I'm cheating a little here. I read Vin Suprynowicz's The Black Arrow twice in rapid succession as soon as it made its way into my waiting hands. But that was awhile back and in the throes of New Book Rapture, so let's consider this the "real" second reading, and the charm. The signed, leatherbound edition arrived shortly before Christmas (thanks, Vin -- and meow, Cat) and naturally got highly visible placement in my collection. From then until yesterday, I constantly found myself picking the damn thing up, thumbing through it, grabbing a favorite passage at random. Finally, I hit this one:
How could a sane man take this power on himself and not wonder, pacing and snarling in the claustrophobic night, "What if I made a mistake?"
Had Dominic Cantari deserved some lesser punishment? But that was the problem with those who committed their crimes in the name of the consolidated state. What black-robed judge would impose any lesser sentence? What jailer would enforce it?

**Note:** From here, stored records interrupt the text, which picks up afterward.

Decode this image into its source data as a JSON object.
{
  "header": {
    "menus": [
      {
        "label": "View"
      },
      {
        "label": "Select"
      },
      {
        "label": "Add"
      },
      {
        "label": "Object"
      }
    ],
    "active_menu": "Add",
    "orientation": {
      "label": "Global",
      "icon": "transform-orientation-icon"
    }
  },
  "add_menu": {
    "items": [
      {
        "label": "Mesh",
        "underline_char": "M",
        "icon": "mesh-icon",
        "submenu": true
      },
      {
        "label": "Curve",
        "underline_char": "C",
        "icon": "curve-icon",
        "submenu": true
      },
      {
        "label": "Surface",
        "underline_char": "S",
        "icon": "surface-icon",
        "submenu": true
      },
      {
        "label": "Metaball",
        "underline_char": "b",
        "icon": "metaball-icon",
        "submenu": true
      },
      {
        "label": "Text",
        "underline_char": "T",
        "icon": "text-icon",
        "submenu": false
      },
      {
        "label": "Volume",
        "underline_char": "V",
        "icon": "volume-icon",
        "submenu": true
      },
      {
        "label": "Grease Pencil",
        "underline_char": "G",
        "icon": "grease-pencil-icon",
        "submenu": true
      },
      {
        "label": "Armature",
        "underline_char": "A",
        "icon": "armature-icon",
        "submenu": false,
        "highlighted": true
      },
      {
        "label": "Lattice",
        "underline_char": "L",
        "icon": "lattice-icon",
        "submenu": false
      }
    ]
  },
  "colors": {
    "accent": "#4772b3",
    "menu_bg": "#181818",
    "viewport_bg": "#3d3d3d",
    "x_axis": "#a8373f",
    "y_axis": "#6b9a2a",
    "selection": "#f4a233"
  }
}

... and that was the knock-down. Say it again, brother. I had no choice but to pull the trade paperback out and dig in for a leisurely third ... er, "second" ... read, front to back (the leather edition will be preserved as best possible for posterity). I just put the book down at page 259 to tell you about it. Again. This book friggin' sings, and it sings many songs ... songs of freedom, revenge, courage, love and, yes, sex (last time I checked, sex was still considered a healthy interest in some quarters). To put it as briefly as possible, The Black Arrow makes you want to fight for freedom even when you're down ... and makes you believe tht it's actually possible to win. Both of those things are important.
Unlike most links, the following one isn't to Amazon or Powell's. For various reasons -- including the fact that Vin and company have been great friends of mine in so many ways (but never in a way that would make me feel compelled to over-hype their stuff; I'm not sure that can be done anyway) -- I hope you'll get the book, and get it directly from Liberty Book Shop. Don't look for it at Laissez Faire. It ain't there (which, by the way, is a major reason why they're not here).